TASK TO COMPLETE: Each entry below is to be copied verbatim.

Dataset excerpts:
▼

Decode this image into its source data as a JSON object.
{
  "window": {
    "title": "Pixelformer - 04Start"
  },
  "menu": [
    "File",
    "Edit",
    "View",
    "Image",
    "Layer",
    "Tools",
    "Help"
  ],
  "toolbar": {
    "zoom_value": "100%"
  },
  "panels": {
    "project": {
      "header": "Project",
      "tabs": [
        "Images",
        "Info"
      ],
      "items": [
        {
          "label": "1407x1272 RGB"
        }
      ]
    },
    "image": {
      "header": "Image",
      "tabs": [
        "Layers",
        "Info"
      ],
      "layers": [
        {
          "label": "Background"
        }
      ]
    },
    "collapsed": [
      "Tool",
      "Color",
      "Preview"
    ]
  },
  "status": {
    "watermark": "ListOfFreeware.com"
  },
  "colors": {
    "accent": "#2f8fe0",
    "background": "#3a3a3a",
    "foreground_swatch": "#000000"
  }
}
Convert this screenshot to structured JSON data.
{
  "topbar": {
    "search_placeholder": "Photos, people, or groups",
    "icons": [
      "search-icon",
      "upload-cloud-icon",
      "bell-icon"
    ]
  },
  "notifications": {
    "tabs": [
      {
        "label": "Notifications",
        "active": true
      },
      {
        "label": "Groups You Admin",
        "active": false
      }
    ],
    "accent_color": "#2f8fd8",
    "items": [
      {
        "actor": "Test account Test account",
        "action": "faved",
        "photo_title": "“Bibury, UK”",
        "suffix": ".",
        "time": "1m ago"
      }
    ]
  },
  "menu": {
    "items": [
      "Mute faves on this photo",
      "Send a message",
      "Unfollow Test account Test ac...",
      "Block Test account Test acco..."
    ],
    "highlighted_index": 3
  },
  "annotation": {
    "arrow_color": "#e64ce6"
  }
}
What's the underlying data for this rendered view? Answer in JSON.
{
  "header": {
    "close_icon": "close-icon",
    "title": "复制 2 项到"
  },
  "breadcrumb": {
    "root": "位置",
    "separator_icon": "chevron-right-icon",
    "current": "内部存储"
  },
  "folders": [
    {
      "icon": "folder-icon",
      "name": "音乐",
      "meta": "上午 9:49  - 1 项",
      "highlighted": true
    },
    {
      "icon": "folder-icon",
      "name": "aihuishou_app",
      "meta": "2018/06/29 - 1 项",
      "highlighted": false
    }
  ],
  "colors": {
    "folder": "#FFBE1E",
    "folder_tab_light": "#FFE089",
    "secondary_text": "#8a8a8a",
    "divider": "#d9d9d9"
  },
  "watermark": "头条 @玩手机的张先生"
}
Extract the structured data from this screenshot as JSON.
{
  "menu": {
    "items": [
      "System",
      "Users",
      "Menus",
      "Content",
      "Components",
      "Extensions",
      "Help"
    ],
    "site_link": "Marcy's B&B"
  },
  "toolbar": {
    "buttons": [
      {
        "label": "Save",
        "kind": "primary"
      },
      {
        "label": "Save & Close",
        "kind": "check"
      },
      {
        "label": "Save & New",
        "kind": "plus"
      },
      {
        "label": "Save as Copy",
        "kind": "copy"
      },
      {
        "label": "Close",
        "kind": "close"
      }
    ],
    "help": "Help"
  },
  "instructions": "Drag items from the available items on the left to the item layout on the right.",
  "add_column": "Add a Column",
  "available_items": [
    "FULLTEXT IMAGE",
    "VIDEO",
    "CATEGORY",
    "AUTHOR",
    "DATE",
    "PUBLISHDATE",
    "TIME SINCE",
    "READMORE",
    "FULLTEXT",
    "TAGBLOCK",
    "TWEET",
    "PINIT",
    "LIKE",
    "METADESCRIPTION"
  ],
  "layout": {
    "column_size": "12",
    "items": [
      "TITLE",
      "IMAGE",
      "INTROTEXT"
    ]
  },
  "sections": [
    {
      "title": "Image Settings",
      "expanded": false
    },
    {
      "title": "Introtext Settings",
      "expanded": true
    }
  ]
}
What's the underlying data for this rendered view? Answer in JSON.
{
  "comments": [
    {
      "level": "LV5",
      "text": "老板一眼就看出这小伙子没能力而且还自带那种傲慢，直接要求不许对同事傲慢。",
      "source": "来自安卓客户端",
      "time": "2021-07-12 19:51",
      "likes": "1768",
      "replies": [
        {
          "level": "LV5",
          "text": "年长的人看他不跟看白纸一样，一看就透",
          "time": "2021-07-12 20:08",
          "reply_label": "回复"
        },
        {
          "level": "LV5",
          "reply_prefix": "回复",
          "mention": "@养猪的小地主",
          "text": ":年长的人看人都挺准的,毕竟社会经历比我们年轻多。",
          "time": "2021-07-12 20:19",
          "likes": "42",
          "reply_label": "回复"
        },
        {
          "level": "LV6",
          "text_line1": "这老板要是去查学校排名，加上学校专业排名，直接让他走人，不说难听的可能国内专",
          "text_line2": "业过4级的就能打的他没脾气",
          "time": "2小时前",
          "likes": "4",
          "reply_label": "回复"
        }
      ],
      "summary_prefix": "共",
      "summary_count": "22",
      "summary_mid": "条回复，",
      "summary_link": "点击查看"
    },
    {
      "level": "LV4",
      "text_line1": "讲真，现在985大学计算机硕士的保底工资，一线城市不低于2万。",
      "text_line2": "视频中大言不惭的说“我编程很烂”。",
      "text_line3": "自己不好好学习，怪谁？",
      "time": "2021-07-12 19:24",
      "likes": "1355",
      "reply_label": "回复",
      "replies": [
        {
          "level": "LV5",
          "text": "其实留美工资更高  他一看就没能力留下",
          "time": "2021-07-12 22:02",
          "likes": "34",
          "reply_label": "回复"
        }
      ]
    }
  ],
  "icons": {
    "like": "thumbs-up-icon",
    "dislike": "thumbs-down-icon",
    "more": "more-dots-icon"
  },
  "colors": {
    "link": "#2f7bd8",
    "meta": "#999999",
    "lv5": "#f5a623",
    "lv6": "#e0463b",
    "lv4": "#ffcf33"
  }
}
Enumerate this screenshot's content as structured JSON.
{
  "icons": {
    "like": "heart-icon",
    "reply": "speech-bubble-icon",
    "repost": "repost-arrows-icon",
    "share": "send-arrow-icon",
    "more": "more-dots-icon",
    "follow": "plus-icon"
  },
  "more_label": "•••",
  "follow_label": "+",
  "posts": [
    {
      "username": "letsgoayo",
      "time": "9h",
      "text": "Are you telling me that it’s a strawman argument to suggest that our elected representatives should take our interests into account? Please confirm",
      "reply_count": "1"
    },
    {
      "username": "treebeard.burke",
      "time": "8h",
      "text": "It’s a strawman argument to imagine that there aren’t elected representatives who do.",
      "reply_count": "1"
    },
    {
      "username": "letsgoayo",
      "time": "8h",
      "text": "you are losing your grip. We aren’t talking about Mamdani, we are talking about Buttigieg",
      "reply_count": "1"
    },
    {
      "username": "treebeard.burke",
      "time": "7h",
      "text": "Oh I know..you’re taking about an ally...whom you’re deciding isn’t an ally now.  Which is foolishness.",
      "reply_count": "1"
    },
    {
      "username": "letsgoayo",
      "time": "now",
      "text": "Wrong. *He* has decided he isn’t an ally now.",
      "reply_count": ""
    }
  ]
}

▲

OUTPUT:
Decode this image into its source data as a JSON object.
{
  "window": {
    "title": "Pixelformer - 04Start"
  },
  "menu": [
    "File",
    "Edit",
    "View",
    "Image",
    "Layer",
    "Tools",
    "Help"
  ],
  "toolbar": {
    "zoom_value": "100%"
  },
  "panels": {
    "project": {
      "header": "Project",
      "tabs": [
        "Images",
        "Info"
      ],
      "items": [
        {
          "label": "1407x1272 RGB"
        }
      ]
    },
    "image": {
      "header": "Image",
      "tabs": [
        "Layers",
        "Info"
      ],
      "layers": [
        {
          "label": "Background"
        }
      ]
    },
    "collapsed": [
      "Tool",
      "Color",
      "Preview"
    ]
  },
  "status": {
    "watermark": "ListOfFreeware.com"
  },
  "colors": {
    "accent": "#2f8fe0",
    "background": "#3a3a3a",
    "foreground_swatch": "#000000"
  }
}
Convert this screenshot to structured JSON data.
{
  "topbar": {
    "search_placeholder": "Photos, people, or groups",
    "icons": [
      "search-icon",
      "upload-cloud-icon",
      "bell-icon"
    ]
  },
  "notifications": {
    "tabs": [
      {
        "label": "Notifications",
        "active": true
      },
      {
        "label": "Groups You Admin",
        "active": false
      }
    ],
    "accent_color": "#2f8fd8",
    "items": [
      {
        "actor": "Test account Test account",
        "action": "faved",
        "photo_title": "“Bibury, UK”",
        "suffix": ".",
        "time": "1m ago"
      }
    ]
  },
  "menu": {
    "items": [
      "Mute faves on this photo",
      "Send a message",
      "Unfollow Test account Test ac...",
      "Block Test account Test acco..."
    ],
    "highlighted_index": 3
  },
  "annotation": {
    "arrow_color": "#e64ce6"
  }
}
What's the underlying data for this rendered view? Answer in JSON.
{
  "header": {
    "close_icon": "close-icon",
    "title": "复制 2 项到"
  },
  "breadcrumb": {
    "root": "位置",
    "separator_icon": "chevron-right-icon",
    "current": "内部存储"
  },
  "folders": [
    {
      "icon": "folder-icon",
      "name": "音乐",
      "meta": "上午 9:49  - 1 项",
      "highlighted": true
    },
    {
      "icon": "folder-icon",
      "name": "aihuishou_app",
      "meta": "2018/06/29 - 1 项",
      "highlighted": false
    }
  ],
  "colors": {
    "folder": "#FFBE1E",
    "folder_tab_light": "#FFE089",
    "secondary_text": "#8a8a8a",
    "divider": "#d9d9d9"
  },
  "watermark": "头条 @玩手机的张先生"
}
Extract the structured data from this screenshot as JSON.
{
  "menu": {
    "items": [
      "System",
      "Users",
      "Menus",
      "Content",
      "Components",
      "Extensions",
      "Help"
    ],
    "site_link": "Marcy's B&B"
  },
  "toolbar": {
    "buttons": [
      {
        "label": "Save",
        "kind": "primary"
      },
      {
        "label": "Save & Close",
        "kind": "check"
      },
      {
        "label": "Save & New",
        "kind": "plus"
      },
      {
        "label": "Save as Copy",
        "kind": "copy"
      },
      {
        "label": "Close",
        "kind": "close"
      }
    ],
    "help": "Help"
  },
  "instructions": "Drag items from the available items on the left to the item layout on the right.",
  "add_column": "Add a Column",
  "available_items": [
    "FULLTEXT IMAGE",
    "VIDEO",
    "CATEGORY",
    "AUTHOR",
    "DATE",
    "PUBLISHDATE",
    "TIME SINCE",
    "READMORE",
    "FULLTEXT",
    "TAGBLOCK",
    "TWEET",
    "PINIT",
    "LIKE",
    "METADESCRIPTION"
  ],
  "layout": {
    "column_size": "12",
    "items": [
      "TITLE",
      "IMAGE",
      "INTROTEXT"
    ]
  },
  "sections": [
    {
      "title": "Image Settings",
      "expanded": false
    },
    {
      "title": "Introtext Settings",
      "expanded": true
    }
  ]
}
What's the underlying data for this rendered view? Answer in JSON.
{
  "comments": [
    {
      "level": "LV5",
      "text": "老板一眼就看出这小伙子没能力而且还自带那种傲慢，直接要求不许对同事傲慢。",
      "source": "来自安卓客户端",
      "time": "2021-07-12 19:51",
      "likes": "1768",
      "replies": [
        {
          "level": "LV5",
          "text": "年长的人看他不跟看白纸一样，一看就透",
          "time": "2021-07-12 20:08",
          "reply_label": "回复"
        },
        {
          "level": "LV5",
          "reply_prefix": "回复",
          "mention": "@养猪的小地主",
          "text": ":年长的人看人都挺准的,毕竟社会经历比我们年轻多。",
          "time": "2021-07-12 20:19",
          "likes": "42",
          "reply_label": "回复"
        },
        {
          "level": "LV6",
          "text_line1": "这老板要是去查学校排名，加上学校专业排名，直接让他走人，不说难听的可能国内专",
          "text_line2": "业过4级的就能打的他没脾气",
          "time": "2小时前",
          "likes": "4",
          "reply_label": "回复"
        }
      ],
      "summary_prefix": "共",
      "summary_count": "22",
      "summary_mid": "条回复，",
      "summary_link": "点击查看"
    },
    {
      "level": "LV4",
      "text_line1": "讲真，现在985大学计算机硕士的保底工资，一线城市不低于2万。",
      "text_line2": "视频中大言不惭的说“我编程很烂”。",
      "text_line3": "自己不好好学习，怪谁？",
      "time": "2021-07-12 19:24",
      "likes": "1355",
      "reply_label": "回复",
      "replies": [
        {
          "level": "LV5",
          "text": "其实留美工资更高  他一看就没能力留下",
          "time": "2021-07-12 22:02",
          "likes": "34",
          "reply_label": "回复"
        }
      ]
    }
  ],
  "icons": {
    "like": "thumbs-up-icon",
    "dislike": "thumbs-down-icon",
    "more": "more-dots-icon"
  },
  "colors": {
    "link": "#2f7bd8",
    "meta": "#999999",
    "lv5": "#f5a623",
    "lv6": "#e0463b",
    "lv4": "#ffcf33"
  }
}
Enumerate this screenshot's content as structured JSON.
{
  "icons": {
    "like": "heart-icon",
    "reply": "speech-bubble-icon",
    "repost": "repost-arrows-icon",
    "share": "send-arrow-icon",
    "more": "more-dots-icon",
    "follow": "plus-icon"
  },
  "more_label": "•••",
  "follow_label": "+",
  "posts": [
    {
      "username": "letsgoayo",
      "time": "9h",
      "text": "Are you telling me that it’s a strawman argument to suggest that our elected representatives should take our interests into account? Please confirm",
      "reply_count": "1"
    },
    {
      "username": "treebeard.burke",
      "time": "8h",
      "text": "It’s a strawman argument to imagine that there aren’t elected representatives who do.",
      "reply_count": "1"
    },
    {
      "username": "letsgoayo",
      "time": "8h",
      "text": "you are losing your grip. We aren’t talking about Mamdani, we are talking about Buttigieg",
      "reply_count": "1"
    },
    {
      "username": "treebeard.burke",
      "time": "7h",
      "text": "Oh I know..you’re taking about an ally...whom you’re deciding isn’t an ally now.  Which is foolishness.",
      "reply_count": "1"
    },
    {
      "username": "letsgoayo",
      "time": "now",
      "text": "Wrong. *He* has decided he isn’t an ally now.",
      "reply_count": ""
    }
  ]
}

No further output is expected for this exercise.